WHAT YOU HAVE TO DO
Wherever the word "silhouette" appears in the entries, copy the whole line.

DATASET EXCERPTS
== == ==

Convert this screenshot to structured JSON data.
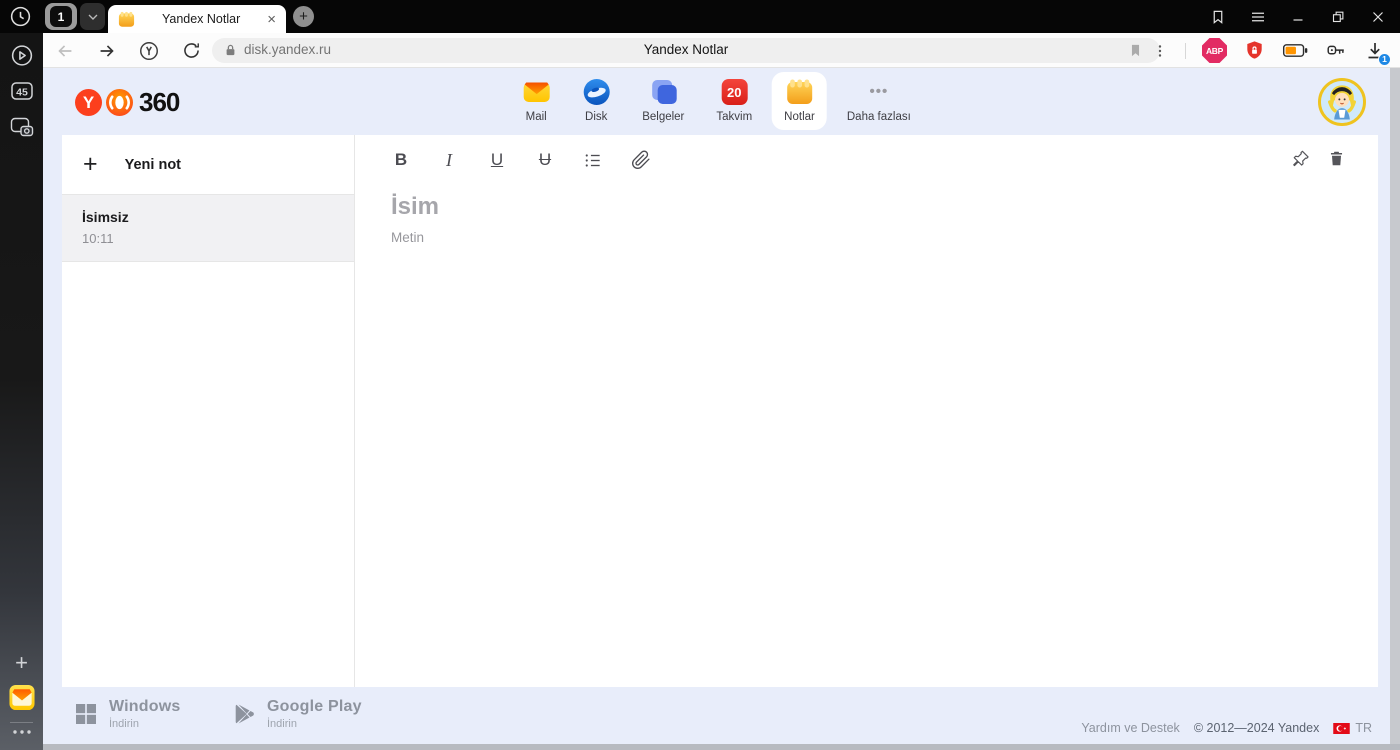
{
  "browser_chrome": {
    "tab_counter": "1",
    "tab_title": "Yandex Notlar",
    "tab_close": "×",
    "new_tab": "+",
    "url": "disk.yandex.ru",
    "page_title": "Yandex Notlar",
    "adblock_label": "ABP",
    "download_badge": "1"
  },
  "browser_sidebar": {
    "tabs_badge": "45"
  },
  "app_header": {
    "logo": {
      "y": "Y",
      "suffix": "360"
    },
    "nav": {
      "items": [
        {
          "label": "Mail"
        },
        {
          "label": "Disk"
        },
        {
          "label": "Belgeler"
        },
        {
          "label": "Takvim",
          "badge": "20"
        },
        {
          "label": "Notlar"
        },
        {
          "label": "Daha fazlası"
        }
      ]
    }
  },
  "notes_panel": {
    "new_note_label": "Yeni not",
    "plus": "+",
    "notes": [
      {
        "title": "İsimsiz",
        "time": "10:11"
      }
    ]
  },
  "editor": {
    "toolbar": {
      "bold": "B",
      "italic": "I",
      "underline": "U",
      "strikethrough": "U"
    },
    "title_placeholder": "İsim",
    "body_placeholder": "Metin"
  },
  "footer": {
    "windows_title": "Windows",
    "windows_subtitle": "İndirin",
    "gplay_title": "Google Play",
    "gplay_subtitle": "İndirin",
    "help_label": "Yardım ve Destek",
    "copyright": "© 2012—2024 Yandex",
    "locale_label": "TR"
  },
  "colors": {
    "page_bg": "#e8edfa",
    "logo_red": "#fc3f1d",
    "calendar_red": "#e5342b",
    "selected_note_bg": "#f1f1f3",
    "accent_blue_badge": "#1e88e5"
  }
}
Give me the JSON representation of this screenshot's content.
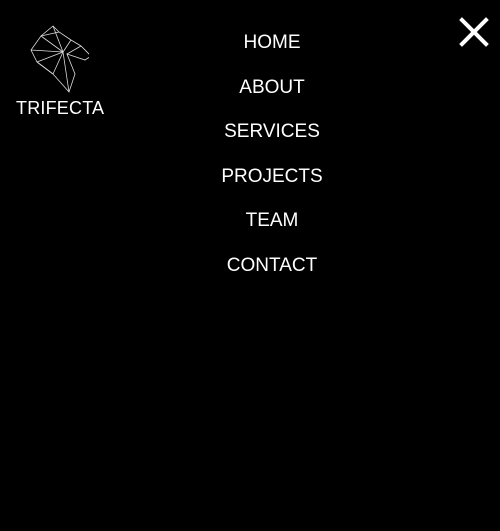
{
  "brand": {
    "name": "TRIFECTA",
    "logo_icon": "geometric-horse-head"
  },
  "nav": {
    "items": [
      {
        "label": "HOME"
      },
      {
        "label": "ABOUT"
      },
      {
        "label": "SERVICES"
      },
      {
        "label": "PROJECTS"
      },
      {
        "label": "TEAM"
      },
      {
        "label": "CONTACT"
      }
    ]
  },
  "close": {
    "icon": "close-x"
  }
}
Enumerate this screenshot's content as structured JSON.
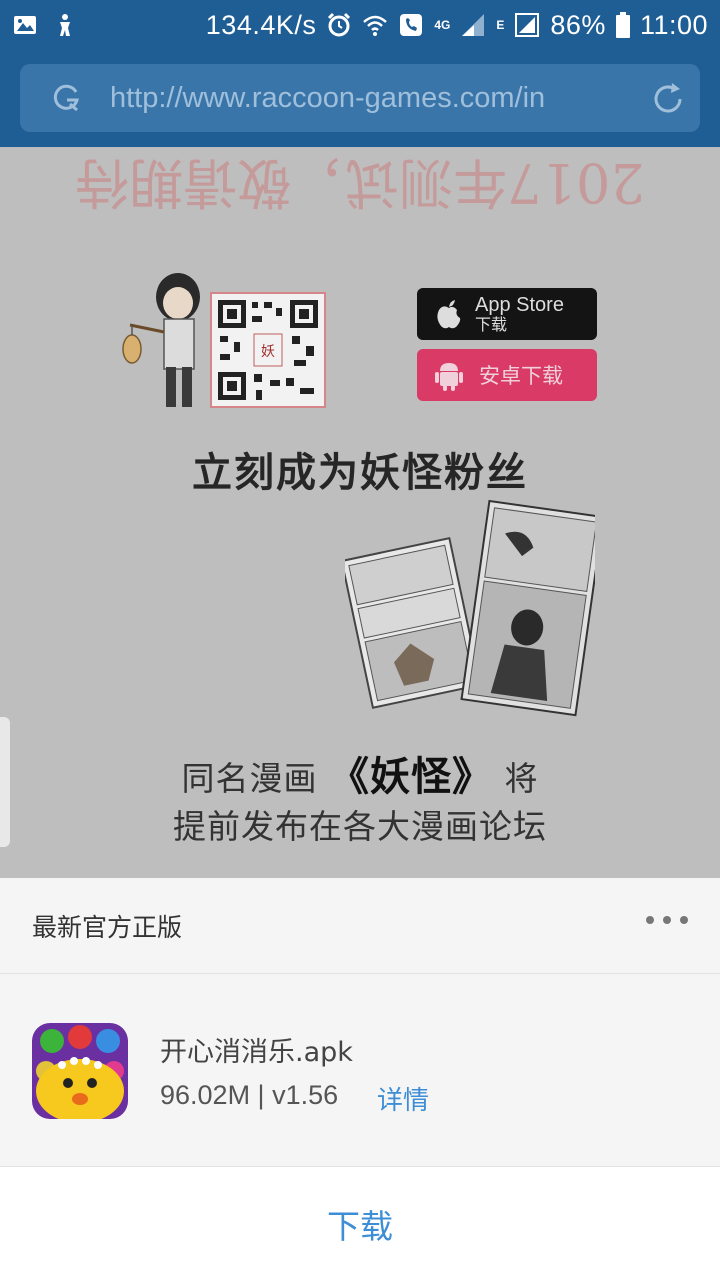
{
  "status_bar": {
    "speed": "134.4K/s",
    "network": "4G",
    "edge": "E",
    "battery": "86%",
    "time": "11:00"
  },
  "browser": {
    "url": "http://www.raccoon-games.com/in"
  },
  "page": {
    "banner": "2017年测试，敬请期待",
    "appstore_main": "App Store",
    "appstore_sub": "下载",
    "android_label": "安卓下载",
    "headline": "立刻成为妖怪粉丝",
    "promo_line1_a": "同名漫画",
    "promo_line1_title": "《妖怪》",
    "promo_line1_b": "将",
    "promo_line2": "提前发布在各大漫画论坛"
  },
  "sheet": {
    "title": "最新官方正版",
    "file_name": "开心消消乐.apk",
    "file_meta": "96.02M | v1.56",
    "details_label": "详情",
    "download_label": "下载"
  },
  "colors": {
    "header_blue": "#1f5d95",
    "link_blue": "#3d8ed6",
    "android_pink": "#d93a66"
  }
}
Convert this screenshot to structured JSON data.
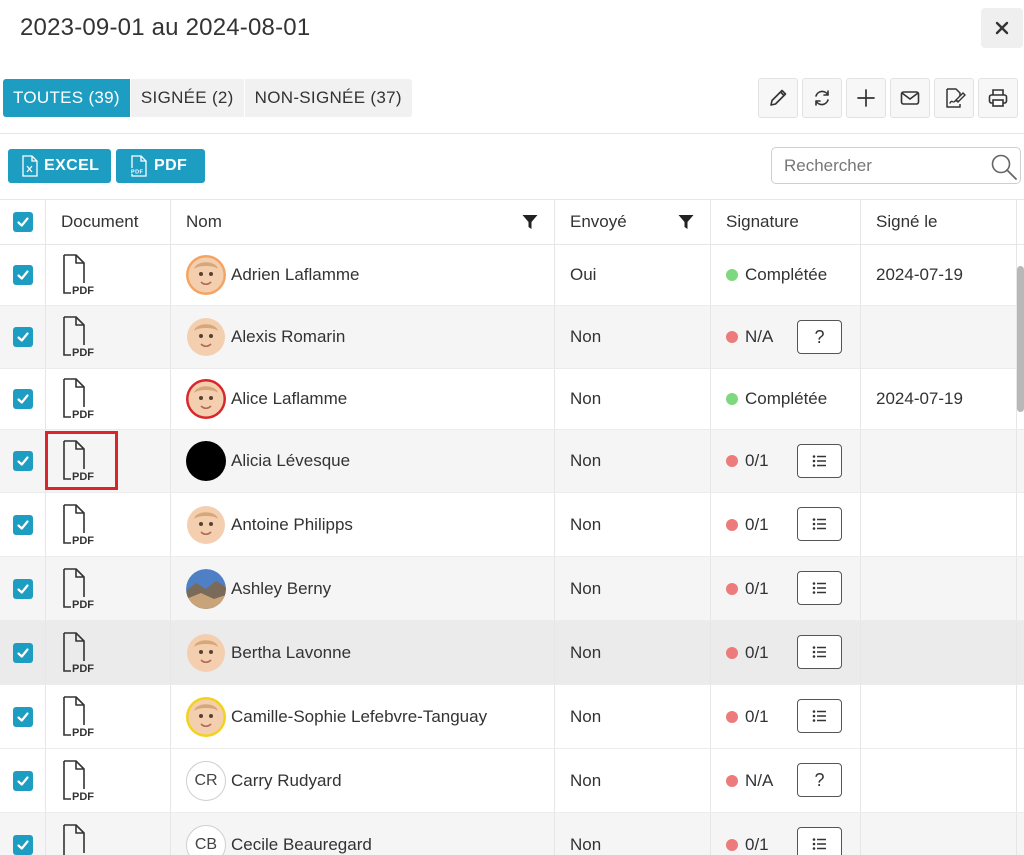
{
  "header": {
    "title": "2023-09-01 au 2024-08-01",
    "close_icon": "close-icon"
  },
  "tabs": [
    {
      "label": "TOUTES (39)",
      "active": true
    },
    {
      "label": "SIGNÉE (2)",
      "active": false
    },
    {
      "label": "NON-SIGNÉE (37)",
      "active": false
    }
  ],
  "toolbar": [
    "pencil-icon",
    "refresh-icon",
    "plus-icon",
    "envelope-icon",
    "sign-document-icon",
    "printer-icon"
  ],
  "export": {
    "excel_label": "EXCEL",
    "pdf_label": "PDF"
  },
  "search": {
    "placeholder": "Rechercher",
    "value": ""
  },
  "table": {
    "columns": [
      "Document",
      "Nom",
      "Envoyé",
      "Signature",
      "Signé le"
    ],
    "rows": [
      {
        "name": "Adrien Laflamme",
        "sent": "Oui",
        "sig": "Complétée",
        "status": "green",
        "signed": "2024-07-19",
        "btn": "",
        "avatar": "photo",
        "ring": "#f4a460",
        "bg": "#fff"
      },
      {
        "name": "Alexis Romarin",
        "sent": "Non",
        "sig": "N/A",
        "status": "red",
        "signed": "",
        "btn": "?",
        "avatar": "photo",
        "ring": "",
        "bg": "#f5f5f5"
      },
      {
        "name": "Alice Laflamme",
        "sent": "Non",
        "sig": "Complétée",
        "status": "green",
        "signed": "2024-07-19",
        "btn": "",
        "avatar": "photo",
        "ring": "#d9262b",
        "bg": "#fff"
      },
      {
        "name": "Alicia Lévesque",
        "sent": "Non",
        "sig": "0/1",
        "status": "red",
        "signed": "",
        "btn": "list",
        "avatar": "black",
        "ring": "",
        "bg": "#f5f5f5"
      },
      {
        "name": "Antoine Philipps",
        "sent": "Non",
        "sig": "0/1",
        "status": "red",
        "signed": "",
        "btn": "list",
        "avatar": "photo",
        "ring": "",
        "bg": "#fff"
      },
      {
        "name": "Ashley Berny",
        "sent": "Non",
        "sig": "0/1",
        "status": "red",
        "signed": "",
        "btn": "list",
        "avatar": "landscape",
        "ring": "",
        "bg": "#f5f5f5"
      },
      {
        "name": "Bertha Lavonne",
        "sent": "Non",
        "sig": "0/1",
        "status": "red",
        "signed": "",
        "btn": "list",
        "avatar": "photo",
        "ring": "",
        "bg": "#ebebeb"
      },
      {
        "name": "Camille-Sophie Lefebvre-Tanguay",
        "sent": "Non",
        "sig": "0/1",
        "status": "red",
        "signed": "",
        "btn": "list",
        "avatar": "photo",
        "ring": "#f2d21b",
        "bg": "#fff"
      },
      {
        "name": "Carry Rudyard",
        "sent": "Non",
        "sig": "N/A",
        "status": "red",
        "signed": "",
        "btn": "?",
        "avatar": "CR",
        "ring": "",
        "bg": "#fff"
      },
      {
        "name": "Cecile Beauregard",
        "sent": "Non",
        "sig": "0/1",
        "status": "red",
        "signed": "",
        "btn": "list",
        "avatar": "CB",
        "ring": "",
        "bg": "#f5f5f5"
      }
    ]
  },
  "colors": {
    "accent": "#1e9dc3",
    "status_green": "#7ed87e",
    "status_red": "#ee7b7b",
    "highlight": "#d9262b"
  }
}
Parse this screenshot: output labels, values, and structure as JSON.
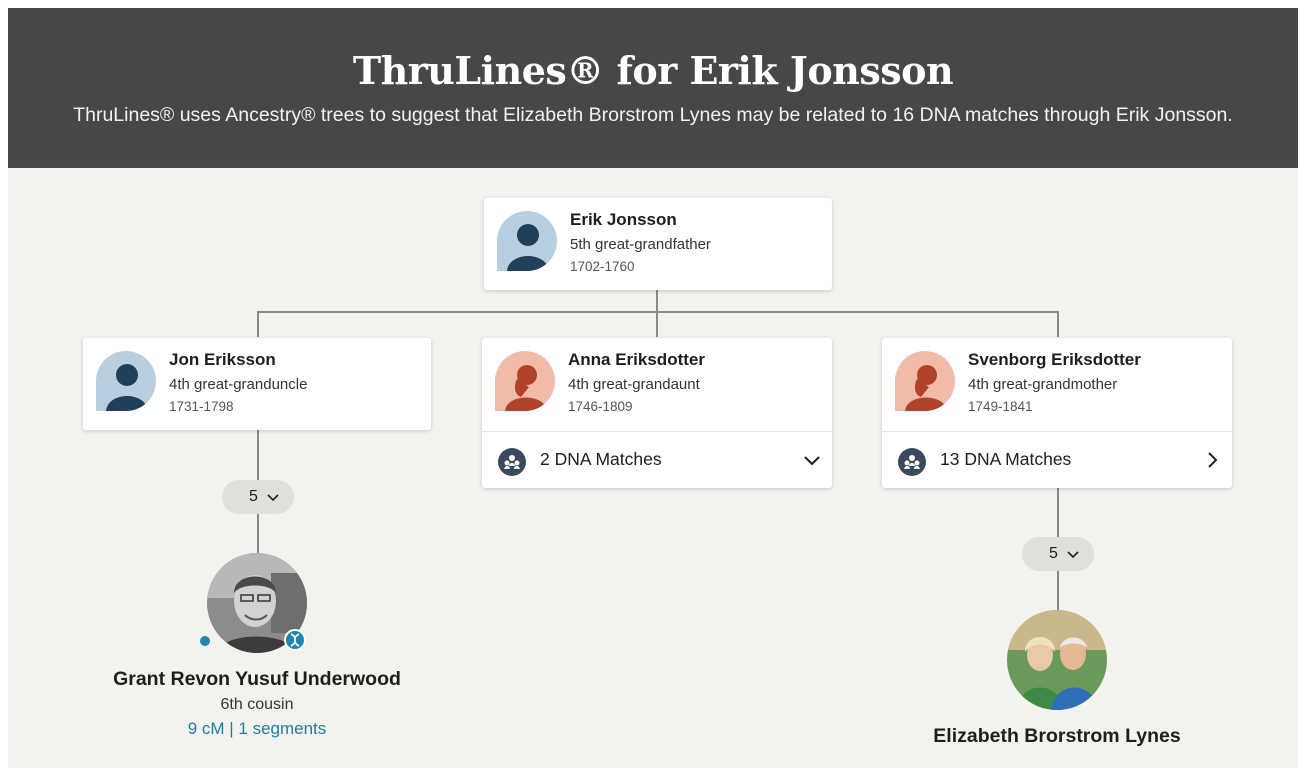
{
  "header": {
    "title": "ThruLines® for Erik Jonsson",
    "subtitle": "ThruLines® uses Ancestry® trees to suggest that Elizabeth Brorstrom Lynes may be related to 16 DNA matches through Erik Jonsson."
  },
  "root": {
    "name": "Erik Jonsson",
    "relationship": "5th great-grandfather",
    "dates": "1702-1760",
    "avatar_icon": "male-silhouette-icon"
  },
  "children": [
    {
      "name": "Jon Eriksson",
      "relationship": "4th great-granduncle",
      "dates": "1731-1798",
      "avatar_icon": "male-silhouette-icon"
    },
    {
      "name": "Anna Eriksdotter",
      "relationship": "4th great-grandaunt",
      "dates": "1746-1809",
      "avatar_icon": "female-silhouette-icon",
      "matches_label": "2 DNA Matches",
      "chevron_icon": "chevron-down-icon"
    },
    {
      "name": "Svenborg Eriksdotter",
      "relationship": "4th great-grandmother",
      "dates": "1749-1841",
      "avatar_icon": "female-silhouette-icon",
      "matches_label": "13 DNA Matches",
      "chevron_icon": "chevron-right-icon"
    }
  ],
  "generation_pills": [
    {
      "count": "5"
    },
    {
      "count": "5"
    }
  ],
  "match_person": {
    "name": "Grant Revon Yusuf Underwood",
    "relationship": "6th cousin",
    "shared_dna": "9 cM | 1 segments"
  },
  "home_person": {
    "name": "Elizabeth Brorstrom Lynes"
  },
  "colors": {
    "header_bg": "#474747",
    "canvas_bg": "#f4f2ef",
    "male_avatar_bg": "#b7cfdf",
    "female_avatar_bg": "#f1bca7",
    "link": "#227b9c"
  }
}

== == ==

WRITTEN REPLY
    "avatar_icon": "male-silhouette-icon"
      "avatar_icon": "male-silhouette-icon"
      "avatar_icon": "female-silhouette-icon",
      "avatar_icon": "female-silhouette-icon",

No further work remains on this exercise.